Connected at UNU-BIOLAC workshops in Montevideo, Uruguayan chemistry professor Francisco Carrau and scientist Massimo Delledonne of Italy recently collaborated on sequencing the Tannat grape, pressings of which, thanks partly to its many seeds, produces the largest concentration of tannins -- an anti-oxidant that combats the ageing of cells.
Wines made from the Tannat are known as the most healthy of red wines due to their high levels of procyanidins, said to be good for reducing blood pressure, lowering cholesterol and encouraging healthy blood clotting.
Carrau said that a wine made with Tannat has twice the tannins of Cabernet Sauvignon, Merlot or Pinot Noir and sequencing the grape's genome will allow vintners to protect a valuable niche in the world's 300-billion-dollar-wine industry.

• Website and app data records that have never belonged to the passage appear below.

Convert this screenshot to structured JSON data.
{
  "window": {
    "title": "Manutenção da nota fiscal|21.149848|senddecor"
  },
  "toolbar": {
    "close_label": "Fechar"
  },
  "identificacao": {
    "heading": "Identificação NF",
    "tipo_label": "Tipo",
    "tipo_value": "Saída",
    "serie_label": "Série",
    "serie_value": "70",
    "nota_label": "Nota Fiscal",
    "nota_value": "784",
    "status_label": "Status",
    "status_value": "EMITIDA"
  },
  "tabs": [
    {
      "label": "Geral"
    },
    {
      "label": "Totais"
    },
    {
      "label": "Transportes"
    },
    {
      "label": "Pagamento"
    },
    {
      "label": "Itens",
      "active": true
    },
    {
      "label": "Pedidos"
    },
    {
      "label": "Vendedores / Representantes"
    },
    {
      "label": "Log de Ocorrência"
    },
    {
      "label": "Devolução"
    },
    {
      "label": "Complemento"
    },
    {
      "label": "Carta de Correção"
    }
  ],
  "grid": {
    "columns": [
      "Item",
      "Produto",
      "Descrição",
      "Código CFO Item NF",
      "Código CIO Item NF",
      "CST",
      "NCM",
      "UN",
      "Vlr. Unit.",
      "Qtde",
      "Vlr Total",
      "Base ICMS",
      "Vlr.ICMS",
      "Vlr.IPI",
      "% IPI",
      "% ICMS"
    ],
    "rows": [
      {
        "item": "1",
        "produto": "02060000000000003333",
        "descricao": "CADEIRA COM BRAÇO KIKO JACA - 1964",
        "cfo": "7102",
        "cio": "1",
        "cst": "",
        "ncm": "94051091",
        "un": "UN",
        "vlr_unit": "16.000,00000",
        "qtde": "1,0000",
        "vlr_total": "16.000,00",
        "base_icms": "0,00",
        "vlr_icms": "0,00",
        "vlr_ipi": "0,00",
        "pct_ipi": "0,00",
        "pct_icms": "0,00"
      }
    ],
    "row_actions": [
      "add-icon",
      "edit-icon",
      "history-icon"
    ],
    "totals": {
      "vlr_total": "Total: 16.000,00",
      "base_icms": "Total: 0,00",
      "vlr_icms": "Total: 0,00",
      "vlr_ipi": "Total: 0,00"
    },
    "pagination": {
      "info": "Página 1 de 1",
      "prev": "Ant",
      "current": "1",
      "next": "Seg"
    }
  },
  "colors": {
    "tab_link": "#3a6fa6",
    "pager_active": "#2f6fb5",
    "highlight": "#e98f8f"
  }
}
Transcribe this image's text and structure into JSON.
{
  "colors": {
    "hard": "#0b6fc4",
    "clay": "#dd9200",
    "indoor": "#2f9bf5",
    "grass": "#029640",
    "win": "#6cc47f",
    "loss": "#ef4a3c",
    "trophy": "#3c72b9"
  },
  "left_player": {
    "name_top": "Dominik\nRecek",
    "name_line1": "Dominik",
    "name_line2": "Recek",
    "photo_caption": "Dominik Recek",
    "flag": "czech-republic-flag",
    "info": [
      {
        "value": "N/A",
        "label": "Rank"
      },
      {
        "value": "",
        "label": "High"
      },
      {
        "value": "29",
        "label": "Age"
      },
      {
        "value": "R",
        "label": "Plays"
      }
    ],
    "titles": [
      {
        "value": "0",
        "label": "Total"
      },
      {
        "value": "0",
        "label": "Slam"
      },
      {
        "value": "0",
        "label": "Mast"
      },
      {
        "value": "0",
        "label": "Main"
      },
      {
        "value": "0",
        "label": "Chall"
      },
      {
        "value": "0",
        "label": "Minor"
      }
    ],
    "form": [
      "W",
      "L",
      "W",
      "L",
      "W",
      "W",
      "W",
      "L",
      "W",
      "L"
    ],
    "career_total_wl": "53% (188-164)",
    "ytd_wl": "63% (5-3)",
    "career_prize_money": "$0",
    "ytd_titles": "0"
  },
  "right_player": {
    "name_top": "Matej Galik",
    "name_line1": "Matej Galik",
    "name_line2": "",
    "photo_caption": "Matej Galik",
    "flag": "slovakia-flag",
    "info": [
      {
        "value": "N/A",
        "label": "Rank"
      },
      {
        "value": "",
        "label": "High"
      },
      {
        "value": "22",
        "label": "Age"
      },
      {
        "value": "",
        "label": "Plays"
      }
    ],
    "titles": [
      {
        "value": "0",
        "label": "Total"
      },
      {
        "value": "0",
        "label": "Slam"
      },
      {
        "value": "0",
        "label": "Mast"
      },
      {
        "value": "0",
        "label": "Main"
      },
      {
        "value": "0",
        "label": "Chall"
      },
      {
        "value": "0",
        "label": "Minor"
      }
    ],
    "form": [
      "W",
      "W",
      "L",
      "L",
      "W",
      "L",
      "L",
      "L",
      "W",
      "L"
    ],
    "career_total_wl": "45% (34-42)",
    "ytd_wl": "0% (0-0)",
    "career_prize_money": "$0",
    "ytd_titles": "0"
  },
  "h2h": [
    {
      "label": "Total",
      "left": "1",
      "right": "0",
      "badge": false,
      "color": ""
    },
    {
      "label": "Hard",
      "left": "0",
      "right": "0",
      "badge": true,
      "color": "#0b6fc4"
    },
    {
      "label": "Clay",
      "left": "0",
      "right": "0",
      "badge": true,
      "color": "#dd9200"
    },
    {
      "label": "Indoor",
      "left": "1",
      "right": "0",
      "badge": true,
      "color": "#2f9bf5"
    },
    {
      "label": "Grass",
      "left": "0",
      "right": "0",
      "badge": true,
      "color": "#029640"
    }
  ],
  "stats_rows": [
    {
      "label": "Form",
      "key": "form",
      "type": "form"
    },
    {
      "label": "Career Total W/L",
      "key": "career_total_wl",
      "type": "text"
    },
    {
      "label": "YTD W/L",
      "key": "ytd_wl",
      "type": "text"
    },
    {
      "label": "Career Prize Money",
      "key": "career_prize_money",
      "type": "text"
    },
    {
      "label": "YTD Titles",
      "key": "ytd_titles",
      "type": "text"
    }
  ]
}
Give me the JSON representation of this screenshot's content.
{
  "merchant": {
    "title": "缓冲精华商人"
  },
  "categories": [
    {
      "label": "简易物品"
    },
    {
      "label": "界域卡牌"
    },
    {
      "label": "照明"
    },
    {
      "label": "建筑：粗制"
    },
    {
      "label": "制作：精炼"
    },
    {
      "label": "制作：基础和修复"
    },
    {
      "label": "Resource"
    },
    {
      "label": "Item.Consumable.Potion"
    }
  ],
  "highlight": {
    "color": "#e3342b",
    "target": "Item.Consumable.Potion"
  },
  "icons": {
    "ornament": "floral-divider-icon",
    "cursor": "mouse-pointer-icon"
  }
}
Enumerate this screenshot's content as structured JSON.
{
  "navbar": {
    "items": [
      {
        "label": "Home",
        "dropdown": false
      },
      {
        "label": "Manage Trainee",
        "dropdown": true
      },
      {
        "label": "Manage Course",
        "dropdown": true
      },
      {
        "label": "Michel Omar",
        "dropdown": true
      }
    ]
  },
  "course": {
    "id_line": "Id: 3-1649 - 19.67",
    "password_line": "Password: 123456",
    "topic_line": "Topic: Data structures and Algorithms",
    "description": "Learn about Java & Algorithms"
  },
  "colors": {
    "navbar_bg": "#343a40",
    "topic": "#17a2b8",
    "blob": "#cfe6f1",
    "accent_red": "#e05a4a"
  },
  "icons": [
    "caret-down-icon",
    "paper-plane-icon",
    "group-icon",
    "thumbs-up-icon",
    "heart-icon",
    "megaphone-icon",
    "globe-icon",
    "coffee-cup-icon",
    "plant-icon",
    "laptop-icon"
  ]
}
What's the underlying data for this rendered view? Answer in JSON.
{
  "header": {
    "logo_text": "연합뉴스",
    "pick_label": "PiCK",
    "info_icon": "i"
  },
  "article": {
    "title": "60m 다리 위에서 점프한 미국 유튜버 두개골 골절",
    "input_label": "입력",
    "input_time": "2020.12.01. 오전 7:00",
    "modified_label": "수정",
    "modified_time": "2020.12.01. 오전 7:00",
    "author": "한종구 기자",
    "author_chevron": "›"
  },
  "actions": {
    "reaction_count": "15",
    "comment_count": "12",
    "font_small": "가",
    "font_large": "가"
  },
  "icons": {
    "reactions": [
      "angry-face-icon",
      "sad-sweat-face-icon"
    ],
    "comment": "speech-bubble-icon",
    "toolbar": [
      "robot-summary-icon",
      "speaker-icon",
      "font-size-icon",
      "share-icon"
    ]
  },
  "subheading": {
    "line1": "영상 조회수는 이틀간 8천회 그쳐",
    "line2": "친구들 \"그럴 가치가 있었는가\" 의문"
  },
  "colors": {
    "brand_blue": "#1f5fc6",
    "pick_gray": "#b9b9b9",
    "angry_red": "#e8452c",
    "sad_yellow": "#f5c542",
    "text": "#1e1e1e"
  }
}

Now the same researchers are probing a secret of nature of potentially great commercial interest as well: how soil conditions, minerals, sun, temperature, climate, altitude and other environmental factors affect the expression of genes in grapes and the chemistry of wine's aromas and colour.
--ANI (Posted on 03-09-2013)